Your goal:
Go through the entries below and tally each line holding the string "pack". Return the number only.

Information supplied:
□ □ □ □ □

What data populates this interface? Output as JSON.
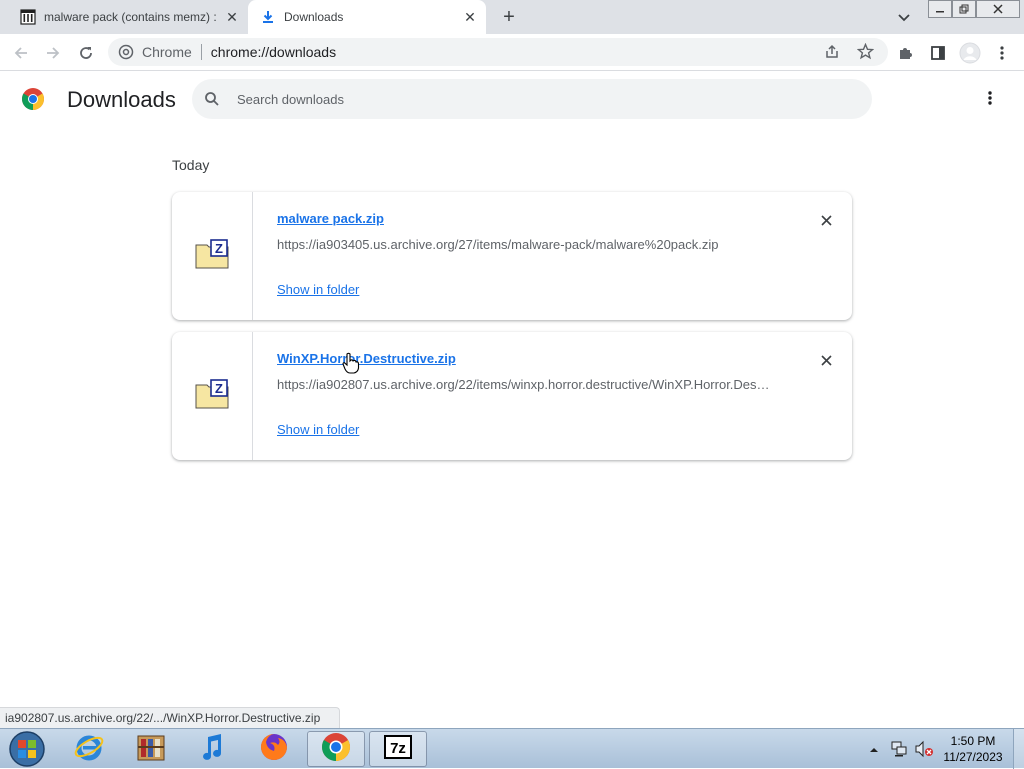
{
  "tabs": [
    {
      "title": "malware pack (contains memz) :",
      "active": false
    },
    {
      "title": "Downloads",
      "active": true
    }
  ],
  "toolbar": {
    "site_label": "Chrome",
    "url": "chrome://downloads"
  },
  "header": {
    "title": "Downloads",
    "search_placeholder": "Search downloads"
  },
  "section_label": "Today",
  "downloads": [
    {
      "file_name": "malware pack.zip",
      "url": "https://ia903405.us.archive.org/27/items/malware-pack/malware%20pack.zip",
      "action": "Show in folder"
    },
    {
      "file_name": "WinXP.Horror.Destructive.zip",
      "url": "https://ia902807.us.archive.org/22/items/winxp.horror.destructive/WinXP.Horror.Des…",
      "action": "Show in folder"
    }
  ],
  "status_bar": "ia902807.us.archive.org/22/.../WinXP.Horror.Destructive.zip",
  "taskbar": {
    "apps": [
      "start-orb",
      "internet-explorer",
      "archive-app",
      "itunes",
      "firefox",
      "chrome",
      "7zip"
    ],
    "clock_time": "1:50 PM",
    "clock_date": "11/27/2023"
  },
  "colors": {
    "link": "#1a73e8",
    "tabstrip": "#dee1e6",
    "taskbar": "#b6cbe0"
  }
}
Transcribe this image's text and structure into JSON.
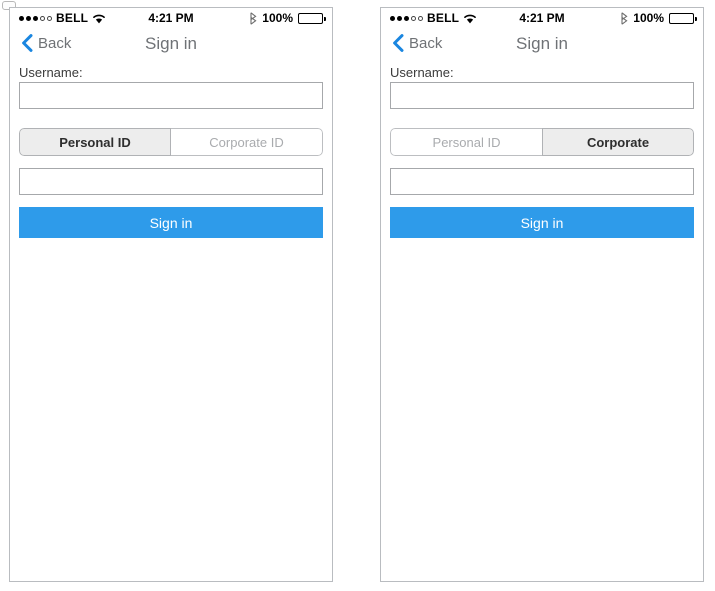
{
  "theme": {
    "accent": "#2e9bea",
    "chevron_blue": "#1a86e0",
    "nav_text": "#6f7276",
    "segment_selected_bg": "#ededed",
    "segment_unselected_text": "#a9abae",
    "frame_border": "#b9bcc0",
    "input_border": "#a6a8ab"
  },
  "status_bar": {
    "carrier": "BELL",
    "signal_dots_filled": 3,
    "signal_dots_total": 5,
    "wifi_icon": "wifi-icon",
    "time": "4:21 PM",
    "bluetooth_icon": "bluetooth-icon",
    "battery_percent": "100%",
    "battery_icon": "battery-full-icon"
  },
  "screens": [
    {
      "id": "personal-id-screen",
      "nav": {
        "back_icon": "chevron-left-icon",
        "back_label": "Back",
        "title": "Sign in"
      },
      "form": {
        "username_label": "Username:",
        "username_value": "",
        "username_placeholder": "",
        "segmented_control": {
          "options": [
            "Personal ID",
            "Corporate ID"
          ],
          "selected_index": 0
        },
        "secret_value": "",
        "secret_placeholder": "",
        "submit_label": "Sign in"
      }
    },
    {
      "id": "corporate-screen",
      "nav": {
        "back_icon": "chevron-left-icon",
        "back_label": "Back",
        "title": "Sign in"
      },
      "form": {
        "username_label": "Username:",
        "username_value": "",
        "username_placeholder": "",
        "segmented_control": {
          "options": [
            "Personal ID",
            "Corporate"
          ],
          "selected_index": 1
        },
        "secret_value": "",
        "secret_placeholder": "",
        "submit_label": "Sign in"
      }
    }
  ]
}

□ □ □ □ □

Response:
3